## Directions for this task:
Could you return the whole listing exactly?

Material for this task START

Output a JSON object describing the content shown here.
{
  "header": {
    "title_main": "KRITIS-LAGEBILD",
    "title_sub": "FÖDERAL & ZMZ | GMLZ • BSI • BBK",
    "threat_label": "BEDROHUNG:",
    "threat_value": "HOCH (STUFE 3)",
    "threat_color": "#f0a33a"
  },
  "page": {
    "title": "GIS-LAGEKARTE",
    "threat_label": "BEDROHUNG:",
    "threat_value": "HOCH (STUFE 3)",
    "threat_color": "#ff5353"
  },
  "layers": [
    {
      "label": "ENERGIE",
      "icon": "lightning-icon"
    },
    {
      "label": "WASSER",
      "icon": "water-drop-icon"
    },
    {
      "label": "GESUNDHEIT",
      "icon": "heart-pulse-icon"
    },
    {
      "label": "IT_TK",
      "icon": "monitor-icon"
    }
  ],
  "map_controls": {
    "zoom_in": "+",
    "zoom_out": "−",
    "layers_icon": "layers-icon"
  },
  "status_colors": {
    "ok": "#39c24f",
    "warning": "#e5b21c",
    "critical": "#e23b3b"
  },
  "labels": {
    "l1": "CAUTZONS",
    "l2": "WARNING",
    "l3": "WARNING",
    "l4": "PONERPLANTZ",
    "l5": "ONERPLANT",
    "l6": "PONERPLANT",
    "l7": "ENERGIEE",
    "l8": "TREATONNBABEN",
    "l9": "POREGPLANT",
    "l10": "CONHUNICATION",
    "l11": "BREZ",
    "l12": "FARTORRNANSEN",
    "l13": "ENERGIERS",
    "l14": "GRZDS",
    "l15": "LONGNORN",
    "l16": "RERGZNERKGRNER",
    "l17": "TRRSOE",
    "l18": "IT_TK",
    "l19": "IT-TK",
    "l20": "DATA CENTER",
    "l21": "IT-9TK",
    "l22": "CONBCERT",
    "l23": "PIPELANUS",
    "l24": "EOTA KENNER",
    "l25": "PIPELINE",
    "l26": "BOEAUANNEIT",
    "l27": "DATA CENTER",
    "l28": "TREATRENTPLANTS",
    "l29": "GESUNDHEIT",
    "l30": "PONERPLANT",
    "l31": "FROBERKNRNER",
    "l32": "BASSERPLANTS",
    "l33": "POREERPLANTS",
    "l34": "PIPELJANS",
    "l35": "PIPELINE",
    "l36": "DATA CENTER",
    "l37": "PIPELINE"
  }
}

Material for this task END

## Exercise result:
Output a JSON object describing the content shown here.
{
  "header": {
    "title_main": "KRITIS-LAGEBILD",
    "title_sub": "FÖDERAL & ZMZ | GMLZ • BSI • BBK",
    "threat_label": "BEDROHUNG:",
    "threat_value": "HOCH (STUFE 3)",
    "threat_color": "#f0a33a"
  },
  "page": {
    "title": "GIS-LAGEKARTE",
    "threat_label": "BEDROHUNG:",
    "threat_value": "HOCH (STUFE 3)",
    "threat_color": "#ff5353"
  },
  "layers": [
    {
      "label": "ENERGIE",
      "icon": "lightning-icon"
    },
    {
      "label": "WASSER",
      "icon": "water-drop-icon"
    },
    {
      "label": "GESUNDHEIT",
      "icon": "heart-pulse-icon"
    },
    {
      "label": "IT_TK",
      "icon": "monitor-icon"
    }
  ],
  "map_controls": {
    "zoom_in": "+",
    "zoom_out": "−",
    "layers_icon": "layers-icon"
  },
  "status_colors": {
    "ok": "#39c24f",
    "warning": "#e5b21c",
    "critical": "#e23b3b"
  },
  "labels": {
    "l1": "CAUTZONS",
    "l2": "WARNING",
    "l3": "WARNING",
    "l4": "PONERPLANTZ",
    "l5": "ONERPLANT",
    "l6": "PONERPLANT",
    "l7": "ENERGIEE",
    "l8": "TREATONNBABEN",
    "l9": "POREGPLANT",
    "l10": "CONHUNICATION",
    "l11": "BREZ",
    "l12": "FARTORRNANSEN",
    "l13": "ENERGIERS",
    "l14": "GRZDS",
    "l15": "LONGNORN",
    "l16": "RERGZNERKGRNER",
    "l17": "TRRSOE",
    "l18": "IT_TK",
    "l19": "IT-TK",
    "l20": "DATA CENTER",
    "l21": "IT-9TK",
    "l22": "CONBCERT",
    "l23": "PIPELANUS",
    "l24": "EOTA KENNER",
    "l25": "PIPELINE",
    "l26": "BOEAUANNEIT",
    "l27": "DATA CENTER",
    "l28": "TREATRENTPLANTS",
    "l29": "GESUNDHEIT",
    "l30": "PONERPLANT",
    "l31": "FROBERKNRNER",
    "l32": "BASSERPLANTS",
    "l33": "POREERPLANTS",
    "l34": "PIPELJANS",
    "l35": "PIPELINE",
    "l36": "DATA CENTER",
    "l37": "PIPELINE"
  }
}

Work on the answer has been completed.